What you need to do ▸ Your job is to report every line of the entries that has "JSON".

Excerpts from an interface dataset

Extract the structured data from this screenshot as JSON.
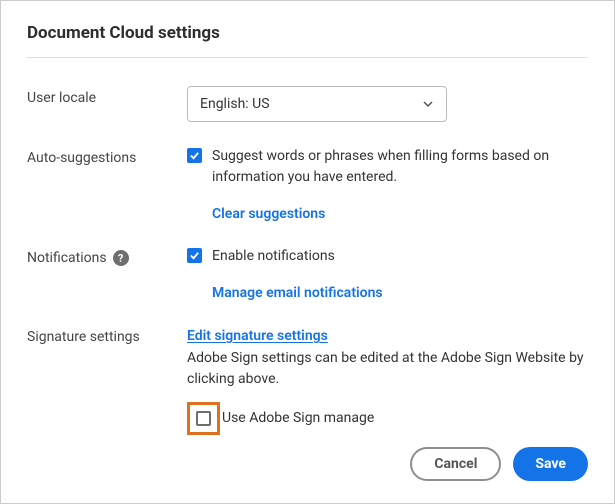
{
  "title": "Document Cloud settings",
  "locale": {
    "label": "User locale",
    "value": "English: US"
  },
  "autoSuggestions": {
    "label": "Auto-suggestions",
    "description": "Suggest words or phrases when filling forms based on information you have entered.",
    "clearLink": "Clear suggestions"
  },
  "notifications": {
    "label": "Notifications",
    "enableText": "Enable notifications",
    "manageLink": "Manage email notifications"
  },
  "signature": {
    "label": "Signature settings",
    "editLink": "Edit signature settings",
    "description": "Adobe Sign settings can be edited at the Adobe Sign Website by clicking above.",
    "useAdobeSign": "Use Adobe Sign manage"
  },
  "buttons": {
    "cancel": "Cancel",
    "save": "Save"
  }
}
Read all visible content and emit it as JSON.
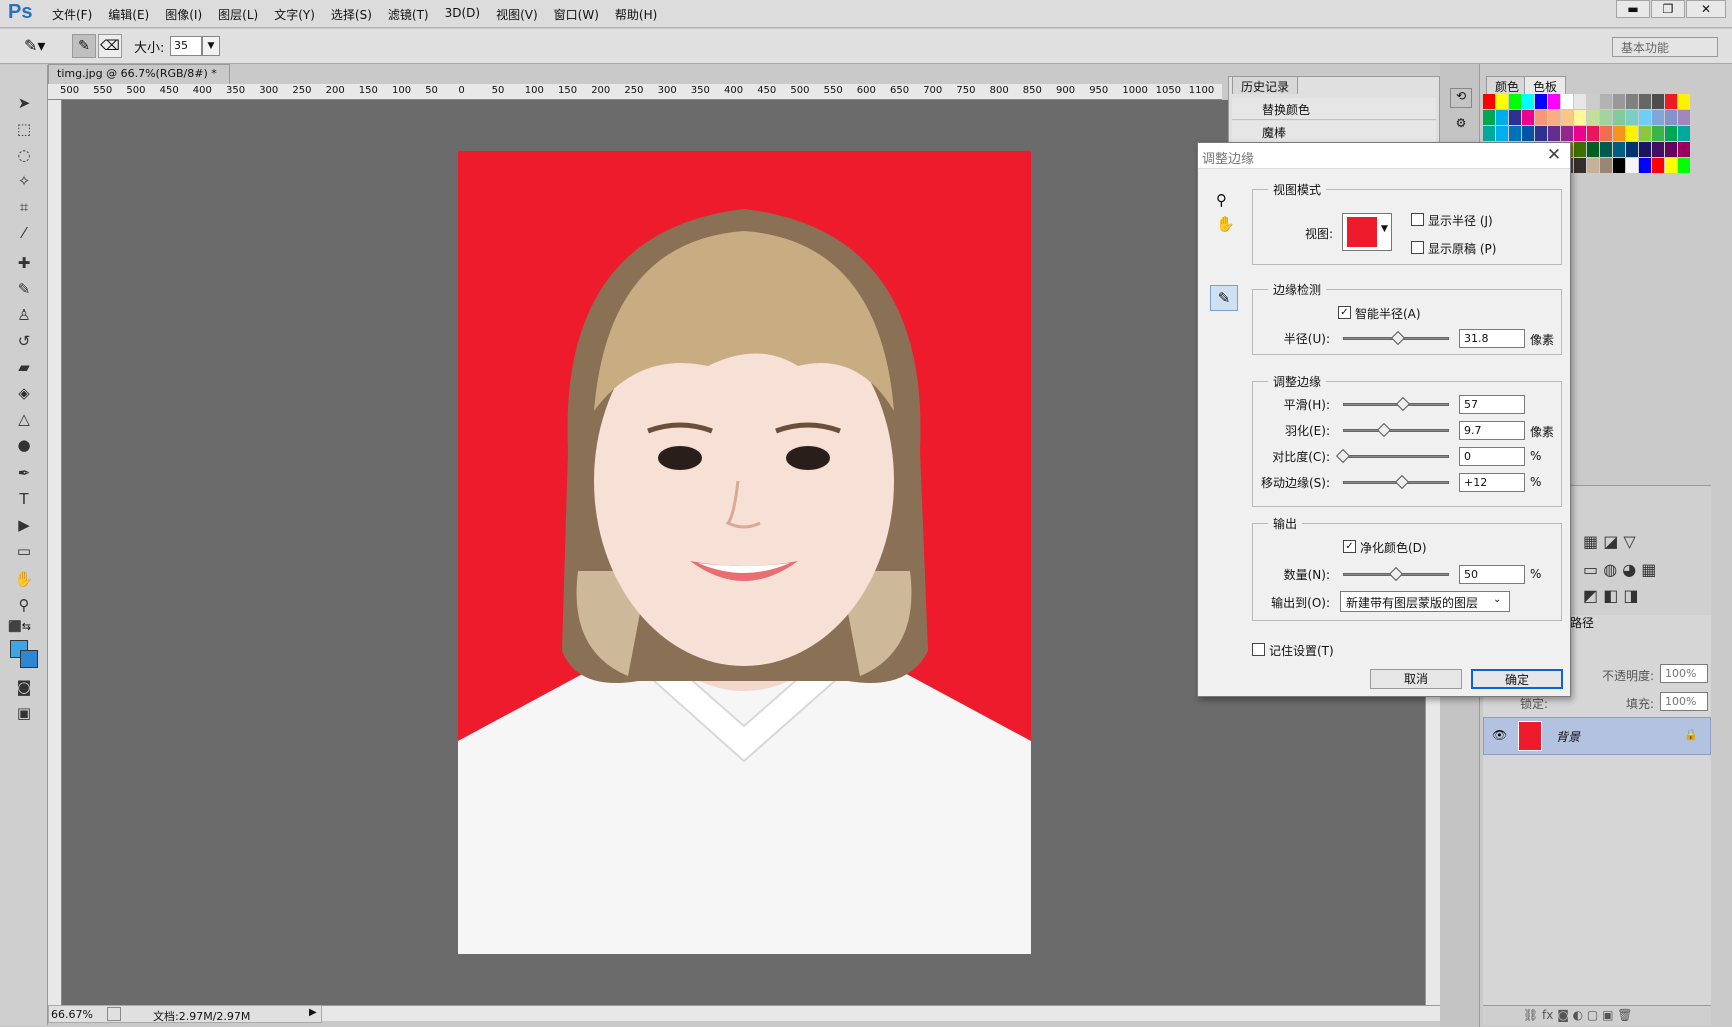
{
  "app": {
    "logo": "Ps"
  },
  "menu": [
    "文件(F)",
    "编辑(E)",
    "图像(I)",
    "图层(L)",
    "文字(Y)",
    "选择(S)",
    "滤镜(T)",
    "3D(D)",
    "视图(V)",
    "窗口(W)",
    "帮助(H)"
  ],
  "window_controls": {
    "minimize": "▬",
    "maximize": "❐",
    "close": "✕"
  },
  "options": {
    "size_label": "大小:",
    "size_value": "35",
    "workspace": "基本功能"
  },
  "document": {
    "tab": "timg.jpg @ 66.7%(RGB/8#) *",
    "tab_close": "×",
    "ruler_ticks": [
      "500",
      "550",
      "500",
      "450",
      "400",
      "350",
      "300",
      "250",
      "200",
      "150",
      "100",
      "50",
      "0",
      "50",
      "100",
      "150",
      "200",
      "250",
      "300",
      "350",
      "400",
      "450",
      "500",
      "550",
      "600",
      "650",
      "700",
      "750",
      "800",
      "850",
      "900",
      "950",
      "1000",
      "1050",
      "1100"
    ]
  },
  "status": {
    "zoom": "66.67%",
    "doc": "文档:2.97M/2.97M"
  },
  "history": {
    "tab": "历史记录",
    "items": [
      "替换颜色",
      "魔棒"
    ]
  },
  "color_panel": {
    "tabs": [
      "颜色",
      "色板"
    ]
  },
  "layers": {
    "opacity_label": "不透明度:",
    "opacity_value": "100%",
    "lock_label": "锁定:",
    "fill_label": "填充:",
    "fill_value": "100%",
    "layer_name": "背景",
    "tab_fragment": "路径"
  },
  "dialog": {
    "title": "调整边缘",
    "close": "✕",
    "view_mode": {
      "group": "视图模式",
      "view_label": "视图:",
      "show_radius": "显示半径 (J)",
      "show_original": "显示原稿 (P)",
      "show_radius_checked": false,
      "show_original_checked": false
    },
    "edge_detection": {
      "group": "边缘检测",
      "smart_radius": "智能半径(A)",
      "smart_radius_checked": true,
      "radius_label": "半径(U):",
      "radius_value": "31.8",
      "radius_unit": "像素",
      "radius_pos": 0.52
    },
    "adjust_edge": {
      "group": "调整边缘",
      "smooth_label": "平滑(H):",
      "smooth_value": "57",
      "smooth_pos": 0.57,
      "feather_label": "羽化(E):",
      "feather_value": "9.7",
      "feather_unit": "像素",
      "feather_pos": 0.39,
      "contrast_label": "对比度(C):",
      "contrast_value": "0",
      "contrast_unit": "%",
      "contrast_pos": 0.0,
      "shift_label": "移动边缘(S):",
      "shift_value": "+12",
      "shift_unit": "%",
      "shift_pos": 0.56
    },
    "output": {
      "group": "输出",
      "decontaminate": "净化颜色(D)",
      "decontaminate_checked": true,
      "amount_label": "数量(N):",
      "amount_value": "50",
      "amount_unit": "%",
      "amount_pos": 0.5,
      "output_to_label": "输出到(O):",
      "output_to_value": "新建带有图层蒙版的图层"
    },
    "remember": "记住设置(T)",
    "remember_checked": false,
    "cancel": "取消",
    "ok": "确定"
  },
  "colors": {
    "accent": "#0a64d6",
    "photo_bg": "#ee1b2d",
    "canvas": "#6b6b6b",
    "layer_selected": "#b3c2e0"
  }
}
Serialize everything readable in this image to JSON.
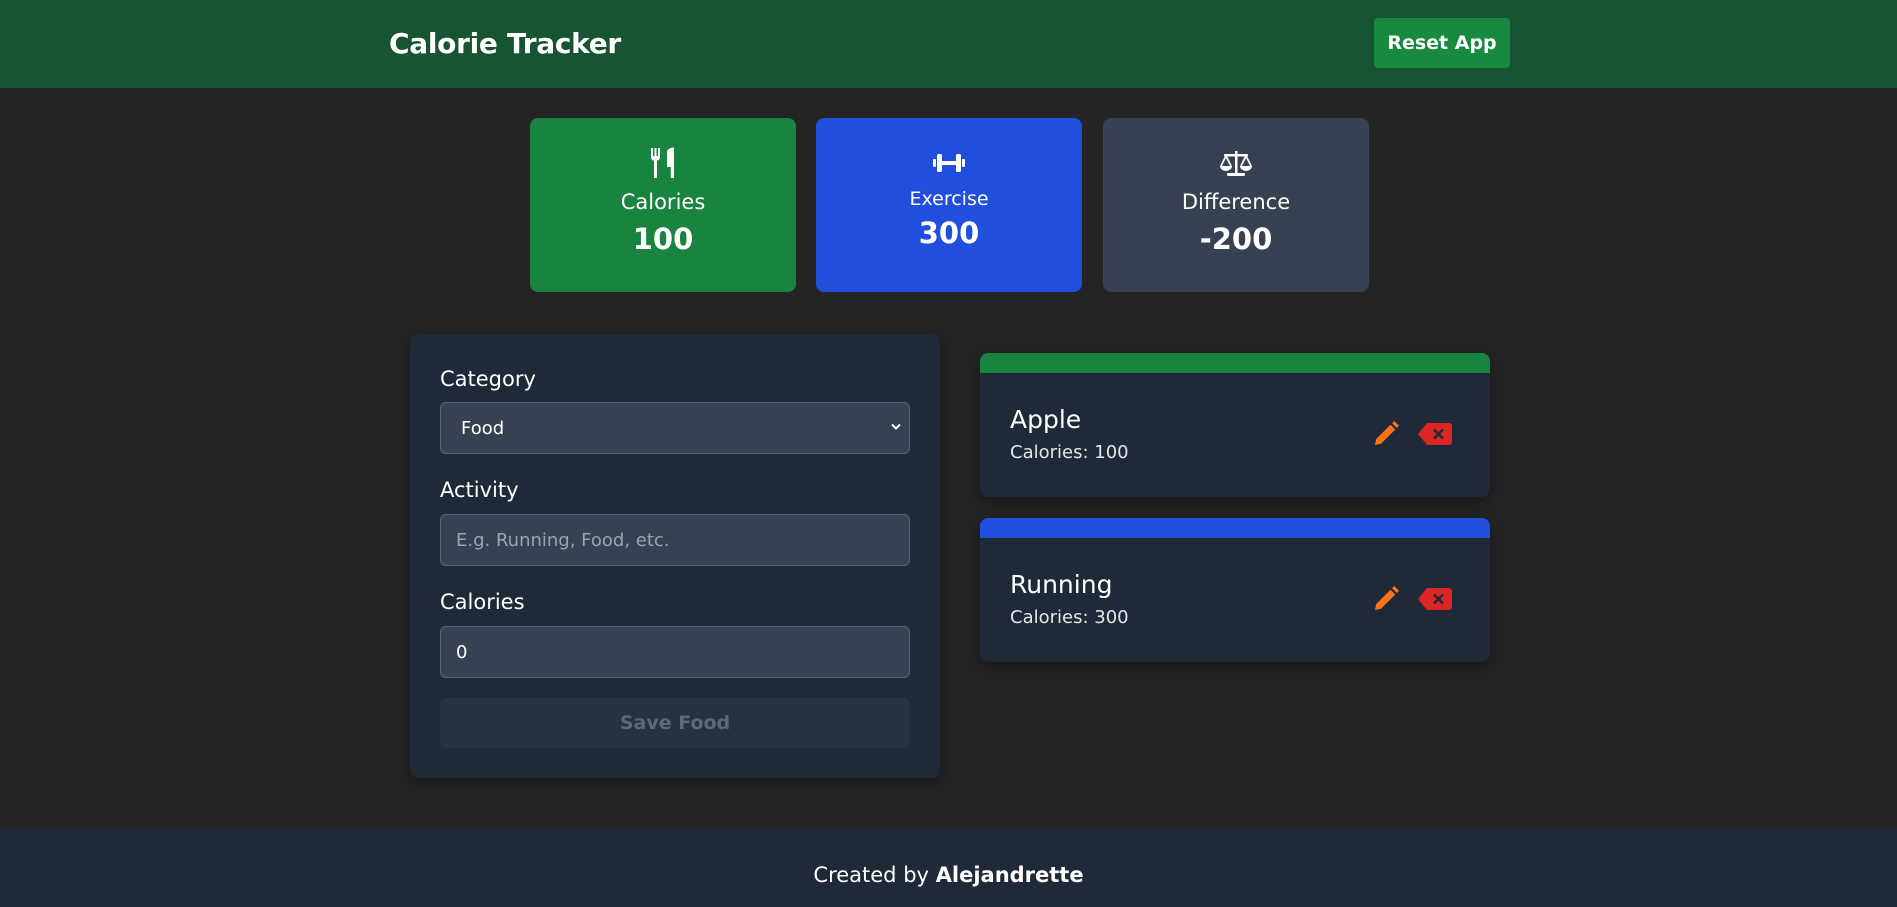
{
  "header": {
    "title": "Calorie Tracker",
    "reset_label": "Reset App"
  },
  "stats": {
    "calories": {
      "label": "Calories",
      "value": "100",
      "icon": "utensils-icon",
      "color": "#188440"
    },
    "exercise": {
      "label": "Exercise",
      "value": "300",
      "icon": "dumbbell-icon",
      "color": "#1f4fdc"
    },
    "difference": {
      "label": "Difference",
      "value": "-200",
      "icon": "scale-icon",
      "color": "#374151"
    }
  },
  "form": {
    "category_label": "Category",
    "category_options": [
      "Food"
    ],
    "category_selected": "Food",
    "activity_label": "Activity",
    "activity_value": "",
    "activity_placeholder": "E.g. Running, Food, etc.",
    "calories_label": "Calories",
    "calories_value": "0",
    "save_label": "Save Food"
  },
  "activities": [
    {
      "name": "Apple",
      "calories_text": "Calories: 100",
      "category": "food",
      "strip_color": "#188440"
    },
    {
      "name": "Running",
      "calories_text": "Calories: 300",
      "category": "exercise",
      "strip_color": "#1f4fdc"
    }
  ],
  "footer": {
    "prefix": "Created by ",
    "author": "Alejandrette"
  },
  "colors": {
    "header_bg": "#175532",
    "page_bg": "#242424",
    "panel_bg": "#1f2937",
    "edit_icon": "#f97316",
    "delete_icon": "#dc2626"
  }
}
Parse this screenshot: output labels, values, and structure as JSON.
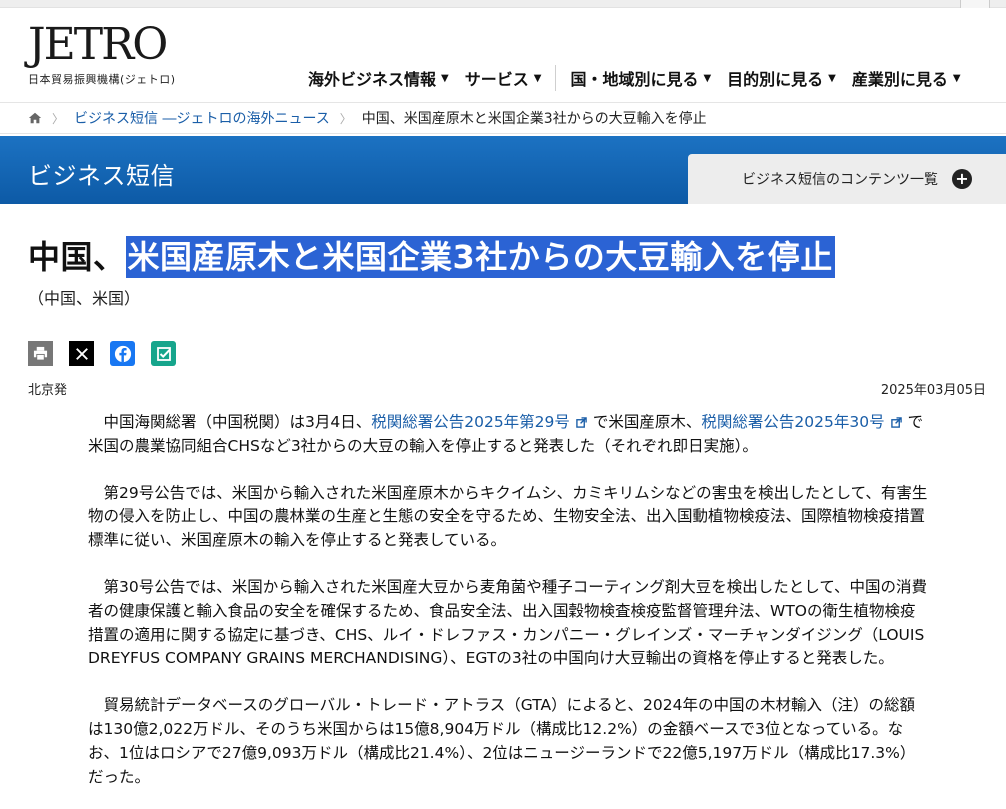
{
  "brand": {
    "logo_text": "JETRO",
    "logo_sub": "日本貿易振興機構(ジェトロ)"
  },
  "nav": {
    "items": [
      {
        "label": "海外ビジネス情報"
      },
      {
        "label": "サービス"
      },
      {
        "label": "国・地域別に見る"
      },
      {
        "label": "目的別に見る"
      },
      {
        "label": "産業別に見る"
      }
    ]
  },
  "breadcrumb": {
    "link": "ビジネス短信 ―ジェトロの海外ニュース",
    "current": "中国、米国産原木と米国企業3社からの大豆輸入を停止"
  },
  "banner": {
    "title": "ビジネス短信",
    "tab_label": "ビジネス短信のコンテンツ一覧"
  },
  "article": {
    "title_prefix": "中国、",
    "title_selected": "米国産原木と米国企業3社からの大豆輸入を停止",
    "region": "（中国、米国）",
    "location": "北京発",
    "date": "2025年03月05日",
    "p1": {
      "t1": "中国海関総署（中国税関）は3月4日、",
      "link1": "税関総署公告2025年第29号",
      "t2": "で米国産原木、",
      "link2": "税関総署公告2025年30号",
      "t3": "で米国の農業協同組合CHSなど3社からの大豆の輸入を停止すると発表した（それぞれ即日実施）。"
    },
    "p2": "第29号公告では、米国から輸入された米国産原木からキクイムシ、カミキリムシなどの害虫を検出したとして、有害生物の侵入を防止し、中国の農林業の生産と生態の安全を守るため、生物安全法、出入国動植物検疫法、国際植物検疫措置標準に従い、米国産原木の輸入を停止すると発表している。",
    "p3": "第30号公告では、米国から輸入された米国産大豆から麦角菌や種子コーティング剤大豆を検出したとして、中国の消費者の健康保護と輸入食品の安全を確保するため、食品安全法、出入国穀物検査検疫監督管理弁法、WTOの衛生植物検疫措置の適用に関する協定に基づき、CHS、ルイ・ドレファス・カンパニー・グレインズ・マーチャンダイジング（LOUIS DREYFUS COMPANY GRAINS MERCHANDISING）、EGTの3社の中国向け大豆輸出の資格を停止すると発表した。",
    "p4": "貿易統計データベースのグローバル・トレード・アトラス（GTA）によると、2024年の中国の木材輸入（注）の総額は130億2,022万ドル、そのうち米国からは15億8,904万ドル（構成比12.2%）の金額ベースで3位となっている。なお、1位はロシアで27億9,093万ドル（構成比21.4%）、2位はニュージーランドで22億5,197万ドル（構成比17.3%）だった。"
  },
  "icons": {
    "home": "home-icon",
    "print": "print-icon",
    "x": "x-icon",
    "facebook": "facebook-icon",
    "bookmark": "check-icon",
    "external": "external-link-icon",
    "plus": "plus-circle-icon"
  },
  "colors": {
    "banner": "#0d5aa6",
    "link": "#1a5ea8",
    "selection": "#2b63d4"
  }
}
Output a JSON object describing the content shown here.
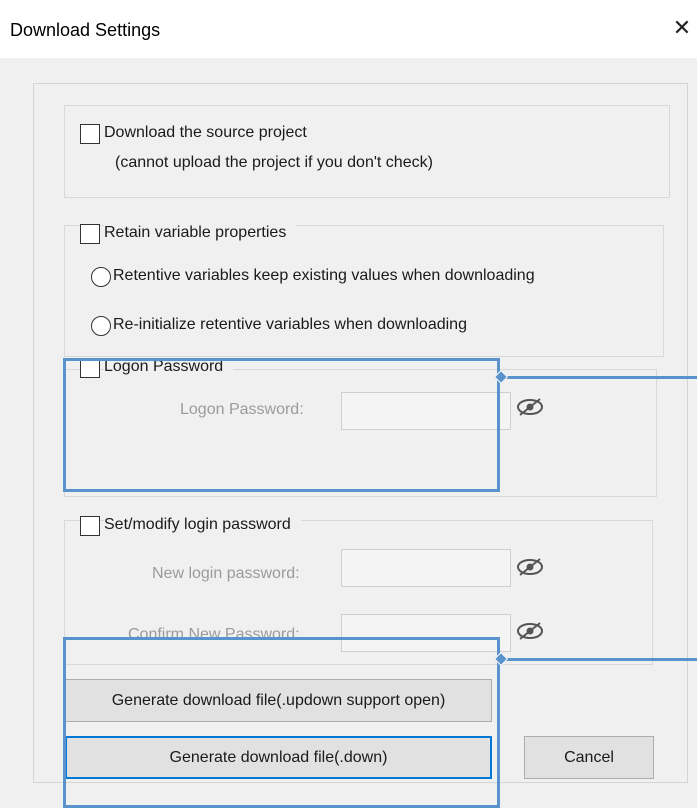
{
  "dialog": {
    "title": "Download Settings",
    "close_glyph": "✕"
  },
  "source_project": {
    "checkbox_label": "Download the source project",
    "note": "(cannot upload the project if you don't check)",
    "checked": false
  },
  "retain_variables": {
    "checkbox_label": "Retain variable properties",
    "checked": false,
    "options": [
      {
        "label": "Retentive variables keep existing values when downloading",
        "selected": false
      },
      {
        "label": "Re-initialize retentive variables when downloading",
        "selected": false
      }
    ]
  },
  "logon_password": {
    "checkbox_label": "Logon Password",
    "checked": false,
    "field_label": "Logon Password:",
    "value": ""
  },
  "login_password": {
    "checkbox_label": "Set/modify login password",
    "checked": false,
    "new_label": "New login password:",
    "confirm_label": "Confirm New Password:",
    "new_value": "",
    "confirm_value": ""
  },
  "buttons": {
    "generate_updown": "Generate download file(.updown support open)",
    "generate_down": "Generate download file(.down)",
    "cancel": "Cancel"
  },
  "icons": {
    "eye": "eye-slash-icon"
  },
  "colors": {
    "highlight": "#5a92cc",
    "focus": "#0078d7",
    "dialog_bg": "#f0f0f0"
  }
}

Solution to this problem ▸
Extract the structured data from this screenshot as JSON.
Read all visible content and emit it as JSON.
Serialize everything readable in this image to JSON.
Parse this screenshot: output labels, values, and structure as JSON.
Output a JSON object describing the content shown here.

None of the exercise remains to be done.